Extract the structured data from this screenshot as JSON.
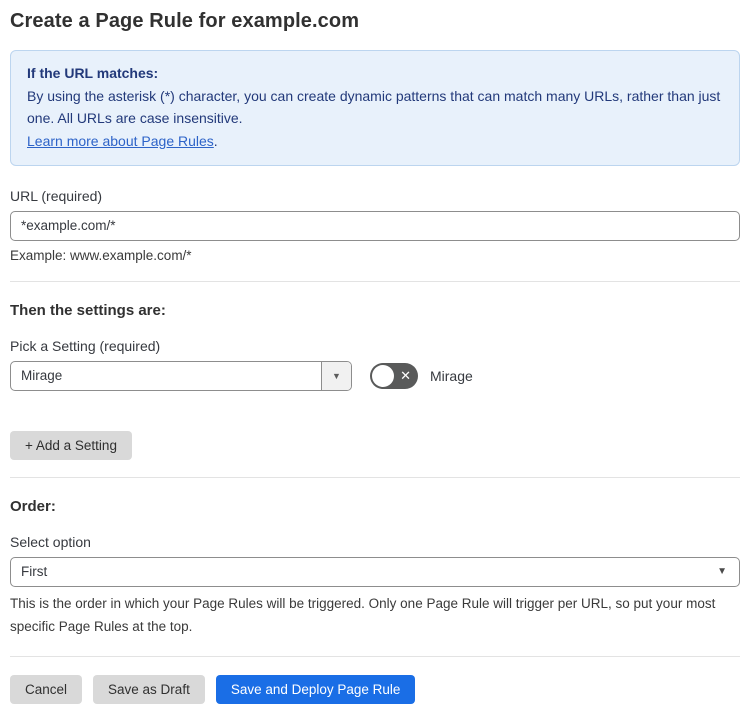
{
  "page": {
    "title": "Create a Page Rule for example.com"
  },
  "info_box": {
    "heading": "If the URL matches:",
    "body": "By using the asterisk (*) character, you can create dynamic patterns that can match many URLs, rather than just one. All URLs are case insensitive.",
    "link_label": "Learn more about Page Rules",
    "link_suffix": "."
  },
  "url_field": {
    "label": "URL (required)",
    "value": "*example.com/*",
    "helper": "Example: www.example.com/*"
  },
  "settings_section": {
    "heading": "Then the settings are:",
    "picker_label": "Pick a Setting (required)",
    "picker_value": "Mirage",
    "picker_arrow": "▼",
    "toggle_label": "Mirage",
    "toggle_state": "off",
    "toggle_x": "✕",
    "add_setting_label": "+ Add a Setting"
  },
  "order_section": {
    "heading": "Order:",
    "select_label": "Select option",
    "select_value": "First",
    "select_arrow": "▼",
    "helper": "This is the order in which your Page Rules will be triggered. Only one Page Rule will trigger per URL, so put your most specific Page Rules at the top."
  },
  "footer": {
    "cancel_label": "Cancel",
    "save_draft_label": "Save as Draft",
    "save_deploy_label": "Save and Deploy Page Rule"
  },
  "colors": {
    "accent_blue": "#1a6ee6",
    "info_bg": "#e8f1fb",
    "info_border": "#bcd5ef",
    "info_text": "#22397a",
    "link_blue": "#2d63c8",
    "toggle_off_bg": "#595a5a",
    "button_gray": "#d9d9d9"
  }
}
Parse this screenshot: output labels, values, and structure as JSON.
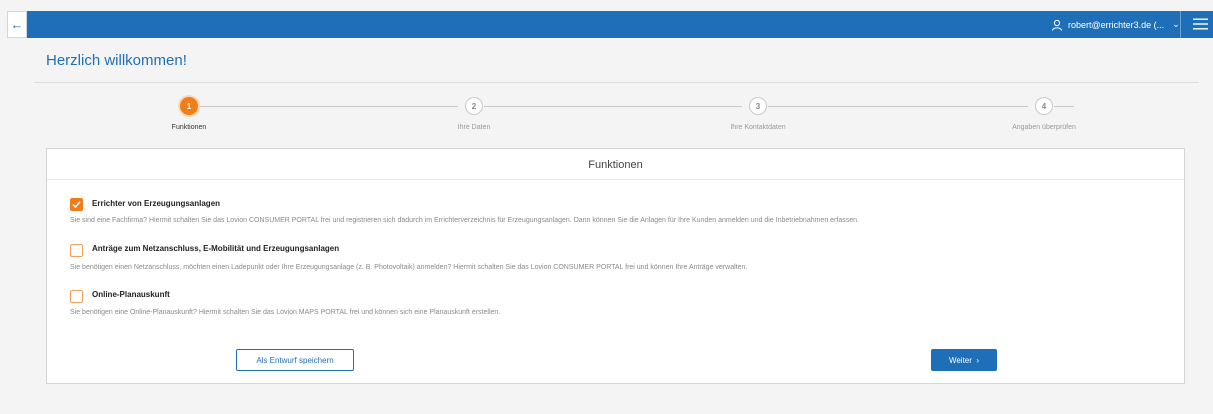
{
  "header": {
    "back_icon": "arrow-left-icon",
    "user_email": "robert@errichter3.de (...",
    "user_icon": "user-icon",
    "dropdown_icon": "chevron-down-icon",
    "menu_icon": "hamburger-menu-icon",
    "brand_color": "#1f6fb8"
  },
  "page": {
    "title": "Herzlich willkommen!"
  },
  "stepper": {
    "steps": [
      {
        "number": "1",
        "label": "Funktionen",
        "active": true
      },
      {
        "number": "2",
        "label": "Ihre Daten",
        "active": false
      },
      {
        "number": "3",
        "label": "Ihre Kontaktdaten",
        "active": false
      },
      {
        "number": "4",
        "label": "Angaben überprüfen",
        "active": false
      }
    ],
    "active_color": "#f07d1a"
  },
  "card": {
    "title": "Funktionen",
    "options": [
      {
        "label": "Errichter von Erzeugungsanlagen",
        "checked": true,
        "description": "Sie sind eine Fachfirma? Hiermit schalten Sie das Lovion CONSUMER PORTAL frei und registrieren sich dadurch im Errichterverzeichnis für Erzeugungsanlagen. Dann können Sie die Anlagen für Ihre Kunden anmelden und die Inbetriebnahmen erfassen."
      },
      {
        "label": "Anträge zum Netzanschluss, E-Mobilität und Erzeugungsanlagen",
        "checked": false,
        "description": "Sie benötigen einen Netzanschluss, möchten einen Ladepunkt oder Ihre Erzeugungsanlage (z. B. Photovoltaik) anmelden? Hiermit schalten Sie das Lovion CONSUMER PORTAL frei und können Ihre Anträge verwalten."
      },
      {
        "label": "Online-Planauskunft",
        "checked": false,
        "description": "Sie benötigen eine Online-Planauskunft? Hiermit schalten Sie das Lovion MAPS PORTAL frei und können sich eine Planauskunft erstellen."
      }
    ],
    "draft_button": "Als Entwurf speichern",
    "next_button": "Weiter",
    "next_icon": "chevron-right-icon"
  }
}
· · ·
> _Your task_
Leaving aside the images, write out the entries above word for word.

> _Task answer_
Extract the structured data from this screenshot as JSON.
{
  "page": {
    "title": "Create a Page Rule for example.com"
  },
  "info_box": {
    "heading": "If the URL matches:",
    "body": "By using the asterisk (*) character, you can create dynamic patterns that can match many URLs, rather than just one. All URLs are case insensitive.",
    "link_label": "Learn more about Page Rules",
    "link_suffix": "."
  },
  "url_field": {
    "label": "URL (required)",
    "value": "*example.com/*",
    "helper": "Example: www.example.com/*"
  },
  "settings_section": {
    "heading": "Then the settings are:",
    "picker_label": "Pick a Setting (required)",
    "picker_value": "Mirage",
    "picker_arrow": "▼",
    "toggle_label": "Mirage",
    "toggle_state": "off",
    "toggle_x": "✕",
    "add_setting_label": "+ Add a Setting"
  },
  "order_section": {
    "heading": "Order:",
    "select_label": "Select option",
    "select_value": "First",
    "select_arrow": "▼",
    "helper": "This is the order in which your Page Rules will be triggered. Only one Page Rule will trigger per URL, so put your most specific Page Rules at the top."
  },
  "footer": {
    "cancel_label": "Cancel",
    "save_draft_label": "Save as Draft",
    "save_deploy_label": "Save and Deploy Page Rule"
  },
  "colors": {
    "accent_blue": "#1a6ee6",
    "info_bg": "#e8f1fb",
    "info_border": "#bcd5ef",
    "info_text": "#22397a",
    "link_blue": "#2d63c8",
    "toggle_off_bg": "#595a5a",
    "button_gray": "#d9d9d9"
  }
}
Parse this screenshot: output labels, values, and structure as JSON.
{
  "header": {
    "back_icon": "arrow-left-icon",
    "user_email": "robert@errichter3.de (...",
    "user_icon": "user-icon",
    "dropdown_icon": "chevron-down-icon",
    "menu_icon": "hamburger-menu-icon",
    "brand_color": "#1f6fb8"
  },
  "page": {
    "title": "Herzlich willkommen!"
  },
  "stepper": {
    "steps": [
      {
        "number": "1",
        "label": "Funktionen",
        "active": true
      },
      {
        "number": "2",
        "label": "Ihre Daten",
        "active": false
      },
      {
        "number": "3",
        "label": "Ihre Kontaktdaten",
        "active": false
      },
      {
        "number": "4",
        "label": "Angaben überprüfen",
        "active": false
      }
    ],
    "active_color": "#f07d1a"
  },
  "card": {
    "title": "Funktionen",
    "options": [
      {
        "label": "Errichter von Erzeugungsanlagen",
        "checked": true,
        "description": "Sie sind eine Fachfirma? Hiermit schalten Sie das Lovion CONSUMER PORTAL frei und registrieren sich dadurch im Errichterverzeichnis für Erzeugungsanlagen. Dann können Sie die Anlagen für Ihre Kunden anmelden und die Inbetriebnahmen erfassen."
      },
      {
        "label": "Anträge zum Netzanschluss, E-Mobilität und Erzeugungsanlagen",
        "checked": false,
        "description": "Sie benötigen einen Netzanschluss, möchten einen Ladepunkt oder Ihre Erzeugungsanlage (z. B. Photovoltaik) anmelden? Hiermit schalten Sie das Lovion CONSUMER PORTAL frei und können Ihre Anträge verwalten."
      },
      {
        "label": "Online-Planauskunft",
        "checked": false,
        "description": "Sie benötigen eine Online-Planauskunft? Hiermit schalten Sie das Lovion MAPS PORTAL frei und können sich eine Planauskunft erstellen."
      }
    ],
    "draft_button": "Als Entwurf speichern",
    "next_button": "Weiter",
    "next_icon": "chevron-right-icon"
  }
}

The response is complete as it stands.